▶ [Action item] Comb the records below for the string "Steve" and copy each line where it turns up.

****************************************

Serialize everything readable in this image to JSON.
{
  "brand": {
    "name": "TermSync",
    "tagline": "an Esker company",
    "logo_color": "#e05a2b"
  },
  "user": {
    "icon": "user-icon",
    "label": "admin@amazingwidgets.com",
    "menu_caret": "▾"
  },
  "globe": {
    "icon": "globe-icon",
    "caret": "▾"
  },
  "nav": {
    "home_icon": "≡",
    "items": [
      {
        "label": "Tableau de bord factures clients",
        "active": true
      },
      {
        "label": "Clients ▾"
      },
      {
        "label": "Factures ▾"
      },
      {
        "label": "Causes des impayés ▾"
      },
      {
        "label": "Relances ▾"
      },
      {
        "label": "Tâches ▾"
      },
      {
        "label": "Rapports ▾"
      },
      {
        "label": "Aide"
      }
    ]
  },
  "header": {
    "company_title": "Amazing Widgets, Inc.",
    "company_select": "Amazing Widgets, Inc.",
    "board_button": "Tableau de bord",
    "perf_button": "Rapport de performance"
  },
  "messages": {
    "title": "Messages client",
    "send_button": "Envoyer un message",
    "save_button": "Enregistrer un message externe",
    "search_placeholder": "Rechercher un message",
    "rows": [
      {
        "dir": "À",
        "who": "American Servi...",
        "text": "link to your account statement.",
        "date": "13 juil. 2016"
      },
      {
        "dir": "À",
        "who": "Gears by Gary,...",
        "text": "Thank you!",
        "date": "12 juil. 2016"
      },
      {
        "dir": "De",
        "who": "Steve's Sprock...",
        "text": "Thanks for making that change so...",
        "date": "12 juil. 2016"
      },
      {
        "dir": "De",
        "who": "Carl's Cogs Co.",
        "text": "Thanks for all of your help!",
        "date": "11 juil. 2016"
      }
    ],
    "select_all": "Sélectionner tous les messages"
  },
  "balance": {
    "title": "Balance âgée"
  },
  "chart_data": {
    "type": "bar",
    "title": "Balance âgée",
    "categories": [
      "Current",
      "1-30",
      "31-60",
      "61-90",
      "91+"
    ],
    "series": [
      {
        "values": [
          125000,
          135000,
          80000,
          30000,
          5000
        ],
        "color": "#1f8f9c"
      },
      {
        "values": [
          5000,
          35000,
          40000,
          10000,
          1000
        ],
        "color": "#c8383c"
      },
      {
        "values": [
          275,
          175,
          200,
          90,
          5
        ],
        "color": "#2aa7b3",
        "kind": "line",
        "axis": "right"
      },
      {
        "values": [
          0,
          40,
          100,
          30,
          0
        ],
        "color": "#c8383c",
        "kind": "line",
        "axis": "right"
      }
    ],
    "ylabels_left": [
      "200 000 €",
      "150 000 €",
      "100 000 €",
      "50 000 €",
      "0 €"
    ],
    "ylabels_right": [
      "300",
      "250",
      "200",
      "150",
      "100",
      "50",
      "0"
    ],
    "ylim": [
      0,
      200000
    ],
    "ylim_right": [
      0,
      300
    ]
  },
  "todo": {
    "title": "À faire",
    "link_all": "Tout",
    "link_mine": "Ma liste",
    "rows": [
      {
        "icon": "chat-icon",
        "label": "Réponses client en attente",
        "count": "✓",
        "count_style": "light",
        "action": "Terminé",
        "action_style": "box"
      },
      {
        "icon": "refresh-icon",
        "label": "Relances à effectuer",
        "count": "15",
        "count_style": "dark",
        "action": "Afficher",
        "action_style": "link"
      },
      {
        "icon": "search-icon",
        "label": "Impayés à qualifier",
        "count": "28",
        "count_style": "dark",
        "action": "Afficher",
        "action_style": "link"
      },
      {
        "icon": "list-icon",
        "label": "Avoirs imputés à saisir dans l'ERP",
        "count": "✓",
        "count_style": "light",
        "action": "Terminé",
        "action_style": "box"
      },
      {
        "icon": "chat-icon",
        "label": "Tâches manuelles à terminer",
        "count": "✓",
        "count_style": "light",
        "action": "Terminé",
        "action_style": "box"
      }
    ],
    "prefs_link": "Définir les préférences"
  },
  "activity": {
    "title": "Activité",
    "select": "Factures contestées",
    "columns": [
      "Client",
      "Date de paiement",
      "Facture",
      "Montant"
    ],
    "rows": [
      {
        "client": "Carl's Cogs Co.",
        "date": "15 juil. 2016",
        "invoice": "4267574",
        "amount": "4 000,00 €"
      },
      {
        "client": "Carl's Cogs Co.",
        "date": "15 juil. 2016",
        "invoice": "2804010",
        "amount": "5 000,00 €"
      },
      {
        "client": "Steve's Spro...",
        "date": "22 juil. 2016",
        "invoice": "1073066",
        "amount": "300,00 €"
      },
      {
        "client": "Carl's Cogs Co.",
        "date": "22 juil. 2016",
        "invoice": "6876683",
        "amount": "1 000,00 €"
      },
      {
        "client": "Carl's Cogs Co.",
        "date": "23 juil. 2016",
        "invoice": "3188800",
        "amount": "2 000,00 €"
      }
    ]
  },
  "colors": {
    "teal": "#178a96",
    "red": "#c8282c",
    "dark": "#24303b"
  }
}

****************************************

▶ [Solution to the problem]
        "who": "Steve's Sprock...",
        "client": "Steve's Spro...",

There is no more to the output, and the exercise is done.